“Big isn’t just big. Big is different,” observed Jill Vialet, a social entrepreneur describing the challenges she faced in growing her nonprofit and comparing them to issues for-profit businesses confront.
Playworks, the nonprofit Vialet founded, puts “coaches” in urban elementary schools in the Oakland-San Francisco area who coordinate lunchtime and recess activities and re-introduce physical education into the classroom. She had received a multimillion-dollar grant to expand Playworks to three other cities.
But Vialet concluded that her mostly volunteer staff, while dedicated to Playworks’ mission, lacked the expertise to manage growth. Realizing that she was at risk of failing, she hired professional staff that the organization needed in information technology, finance and human resources.
She also persuaded the board to let her hire an executive director to run the day-to-day operations so she could focus on the expansion. “Who knew management was a real thing?” she asked tongue-in-cheek.
Mixing business and social problems
Vialet, along with fellow social entrepreneur Andy Lipkis, was in the Twin Cities recently to share her experiences with local social entrepreneurs and nonprofit leaders at the first-ever Ashoka Twin Cities Solutions Forum,which explored “how business principles can be applied to solve social problems,” according to the group’s invitation.
Playworks made the transition and received additional funding to continue its growth. The nonprofit now serves 100,000 kids in 250 schools across 27 cities, including five schools in St. Paul that launched the program this past September. Vialet has plans to eventually expand to 1,000 schools, she said.
But the transition has had its costs as well, she admitted. Some longtime colleagues accused her of being on “Jill’s ego trip”as she professionalized the staff. “I lost four good friends” because of the rift, she said.
Vialet advised the audience to think like businesspeople before committing to a growth strategy, saying they should be able to answer a few questions. While she said her passion is “play,” she can speak to her customers to meet their needs:
”What’s my customer buying? Is it replicable? Do I have the structure and leadership to grow?”
“I have a cost-effective solution to the principals’ group management problem at lunch time and recess,” she said, describing her business model. “The movement I’m building is about education reform. I have a business, and I’m also trying to build a movement.”
Her final bit of advice to the would-be social entrepreneurs: Be confident and “fake it till you make it.”
A different approach
For his part, Lipkis said his organization, TreePeople, “inspires, engages and supports people to take personal responsibility for the urban environment” by planting trees around the greater Los Angeles area. Lipkis founded the organization 40 years ago, as a teenager concerned that smog was killing off the area’s surrounding forests.

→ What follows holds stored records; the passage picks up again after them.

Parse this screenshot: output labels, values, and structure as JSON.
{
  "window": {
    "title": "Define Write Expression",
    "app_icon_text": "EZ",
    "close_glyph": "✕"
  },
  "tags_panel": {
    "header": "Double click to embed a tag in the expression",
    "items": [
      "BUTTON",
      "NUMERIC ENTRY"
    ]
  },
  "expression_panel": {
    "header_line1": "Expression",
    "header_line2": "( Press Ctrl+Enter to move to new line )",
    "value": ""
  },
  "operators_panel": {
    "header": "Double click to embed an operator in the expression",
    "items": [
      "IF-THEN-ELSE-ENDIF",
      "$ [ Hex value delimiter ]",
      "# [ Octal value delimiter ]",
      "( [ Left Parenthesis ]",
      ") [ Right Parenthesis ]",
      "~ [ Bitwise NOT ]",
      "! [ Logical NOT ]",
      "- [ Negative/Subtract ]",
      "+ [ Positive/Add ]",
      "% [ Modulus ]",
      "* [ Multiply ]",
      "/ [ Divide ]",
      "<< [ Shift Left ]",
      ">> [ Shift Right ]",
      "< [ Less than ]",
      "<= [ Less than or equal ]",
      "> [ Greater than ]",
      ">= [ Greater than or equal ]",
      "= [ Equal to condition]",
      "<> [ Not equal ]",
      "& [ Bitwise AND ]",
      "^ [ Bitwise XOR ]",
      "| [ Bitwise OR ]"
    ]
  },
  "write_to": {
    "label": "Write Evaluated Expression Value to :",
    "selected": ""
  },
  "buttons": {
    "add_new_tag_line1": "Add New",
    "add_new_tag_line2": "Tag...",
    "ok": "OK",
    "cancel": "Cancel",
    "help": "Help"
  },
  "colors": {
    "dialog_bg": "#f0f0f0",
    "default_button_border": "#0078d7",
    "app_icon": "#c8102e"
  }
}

L.A. as “a very, very dangerous ecosystem for the world,” Lipkis declared, noting that it is the largest user of electricity in the state of California, primarily to bring water to the area.
“One agency pays a billion dollars to bring in water. Another agency spends half-a-billion dollars to throw it away” while a third agency spends $100 million to get rid of “green waste, yard clippings, leaves… mulch that captures and conserves water.” The different agencies don’t talk to one another, he said, because “they have different missions.”
“There’s a hemorrhage of resource opportunity in every direction,” he said. “The end result is … pain all around, chronic unemployment, a very toxic city.
“I strive to connect the dots. Now it’s connecting the budgets … to lead a change outside of politics. We’re literally creating a market for policy change,” he added, where public awareness and pressure “make it safe for politicians to follow.”
Lipkis’s organization has planted millions of trees, received international recognition for finding new paths and creating spin-off conservation and reforestation efforts throughout the Los Angeles area.
Both entrepreneurs talked about the importance of focus but had different approaches. Unlike Playworks, which focuses on one customer (elementary schools) but with ambitious multi-city growth plans, Tree People focuses exclusively on transforming greater Los Angeles, but through connecting multiple customers across political, community and bureaucratic boundaries to find common interests.
Lipkis said his work is “very definitively entrepreneurial … I found a void and filled it.” But the payback is not monetary, he said. Instead, he finds reward in indentifying a social need and responding. “There is a core something that drives us to do what we do. It feels bad if I don’t respond,” he added.
For a video interview with Playworks founder Jill Vialet, go here.
For a video interview with TreePeople founder Andy Lipkis, go here.